Vincent J. Cannato teaches history at the University of Massachusetts, Boston, and is the author of "The Ungovernable City: John Lindsay and His Struggle to Save New York" and "American Passage: The History of Ellis Island."
Tom Suozzi's surprise defeat as Nassau County executive seems to have put an end - at least for the time being - to a once-promising political career. What happened? Suozzi ran into a deadly political buzz saw of anti-Democratic sentiment, an anti-tax revolt spurred by economic insecurity and feelings that he appeared more interested in higher office.
Suozzi was first elected county executive in 2001, running against the county's long-powerful Republican machine. Once elected, he would go on to push his Fix Albany campaign, arguing that the state government's ineptitude, corruption and fiscal irresponsibility were hurting the county. In short, he was a classic political reformer: young, articulate, attractive and idealistic. Then it all seemed to fall apart.
This trajectory from political idealism to disillusionment and defeat is not unusual, and there is a historical example with some parallels to Suozzi's story. In 1965, New York City elected as mayor a handsome and charismatic idealist named John Lindsay to clean up the city. A liberal Republican, he blamed the Democratic machine for the city's problems. His unofficial campaign motto was: "He's fresh and everyone else is tired." He would be the city's white knight.
A youthful 42 when elected, Lindsay promised to chip away at the control of the city's "power brokers," including Robert Moses, the unions and the so-called Irish Mafia who ran the police department. He would fight Albany for more funds for the city. He became a national spokesman for the plight of cities then in the throes of crisis and decline.
But it was not to be. Lindsay governed during one of the most chaotic periods in New York's history and never seemed to get a handle on the city's problems. There was a feeling about Lindsay - as there was among Suozzi's political opponents - that he was more a man of talk than action. Lindsay could never quite rein in those power brokers, nor get control of some of the city's most pressing problems. And his idealism could easily verge into a kind of scolding moralism that rubbed too many people the wrong way.

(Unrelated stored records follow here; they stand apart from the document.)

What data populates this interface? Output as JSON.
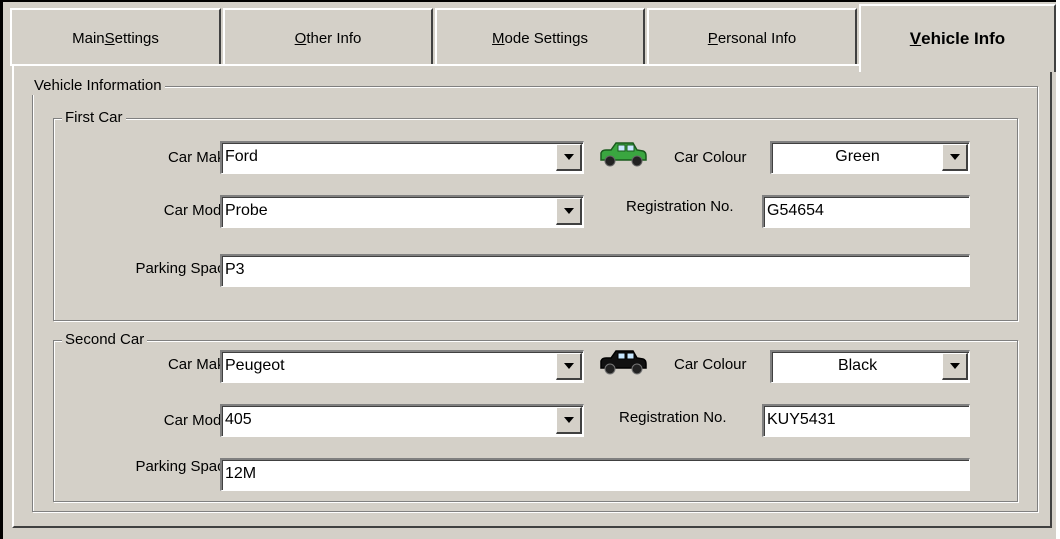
{
  "tabs": [
    {
      "pre": "Main ",
      "u": "S",
      "post": "ettings"
    },
    {
      "pre": "",
      "u": "O",
      "post": "ther Info"
    },
    {
      "pre": "",
      "u": "M",
      "post": "ode Settings"
    },
    {
      "pre": "",
      "u": "P",
      "post": "ersonal Info"
    },
    {
      "pre": "",
      "u": "V",
      "post": "ehicle Info"
    }
  ],
  "active_tab": "Vehicle Info",
  "vehicle_group": {
    "title": "Vehicle Information"
  },
  "first_car": {
    "title": "First Car",
    "make_label": "Car Make",
    "make": "Ford",
    "model_label": "Car Model",
    "model": "Probe",
    "parking_label": "Parking Space",
    "parking": "P3",
    "colour_label": "Car Colour",
    "colour": "Green",
    "reg_label": "Registration No.",
    "reg": "G54654",
    "car_color": "#3aa640"
  },
  "second_car": {
    "title": "Second Car",
    "make_label": "Car Make",
    "make": "Peugeot",
    "model_label": "Car Model",
    "model": "405",
    "parking_label": "Parking Space",
    "parking": "12M",
    "colour_label": "Car Colour",
    "colour": "Black",
    "reg_label": "Registration No.",
    "reg": "KUY5431",
    "car_color": "#111111"
  },
  "icons": {
    "car": "car-icon",
    "dropdown": "chevron-down-icon"
  }
}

Like Suozzi, Lindsay fell for the lure of higher office. After becoming a Democrat, Lindsay ran for president in 1972. He had hoped that the same idealism that impelled his mayoral election in 1965 would prevail in the Democratic presidential primary. It didn't. As one journalist wrote at the time: "What the mayor truly lost out on the road was not just a couple of primaries, but rather an irreplaceable mystique, the quality that in 1965 led fathers . . . to hold up their small children for a glimpse at the man who was going to be president some day."
Lindsay won election to two terms as mayor and then did not run for a third term, so he never experienced a shocking upset as Suozzi did. But Lindsay's political career was effectively over in 1973. When the city nearly went bankrupt in 1975, he took a great deal of the blame and sank further into political oblivion. A run for the Senate in 1980 never took off.
Another young reformer from the metropolitan area who saw a similar flameout is former Jersey City Mayor Bret Schundler (for whom I once worked as an aide). He was 33 when elected mayor in 1992 as a Republican in an overwhelmingly Democratic city. Schundler set out as an energetic reformer. Some Republicans even touted him as a future presidential candidate.
Like Lindsay and Suozzi, Schundler was a political outsider. He was young and charismatic. He would reform a stagnant bureaucracy. He would fight state government in Trenton, as Lindsay and Suozzi did in Albany. Despite some early success, Schundler's larger political ambitions hurt him in Jersey City.
Schundler chose not to run for re-election and focused on the New Jersey governor's race. Though winning the Republican nomination in 2001, he lost badly to Jim McGreevey in the general election and then lost in the Republican primary in 2005. His political career, once filled with so much promise, is now over.
The modern American voting public is drawn to young idealistic politicians. Perhaps it has something to do with John F. Kennedy and the mythology of Camelot. We are always looking to regain our supposed "lost innocence." We place high hopes in political figures who speak to our better angels and promise no more business as usual. New politics. Fresh ideas. Hope. Change.
Because of his tragic assassination, Kennedy never had much of a chance to stumble (with the exception of the Bay of Pigs). He never had the chance to grow gray in office or for voters to lose faith in him. To many still, Kennedy is that beacon of idealism that we keep seeking in our politicians.
It is, of course, an unrealistic dream. Politics, image-making and sloganeering are easy. Governing - especially the nitty-gritty of state and local government - is hard. It has a way of tarnishing the veneer of idealism. And political idealism raises expectations that are almost impossible to fulfill, leading to disillusionment. Once the original idealism fades, as it did for Lindsay and Schundler and appears to have done for Suozzi, it is difficult to recapture.
The old Tammany Hall politician George Washington Plunkitt put it best over a hundred years ago: "A reformer can't last in politics. He can make a show for a while, but he always comes down like a rocket."
It's a lesson that must also be dawning on Barack Obama, as he gets close to the end of his first year as president.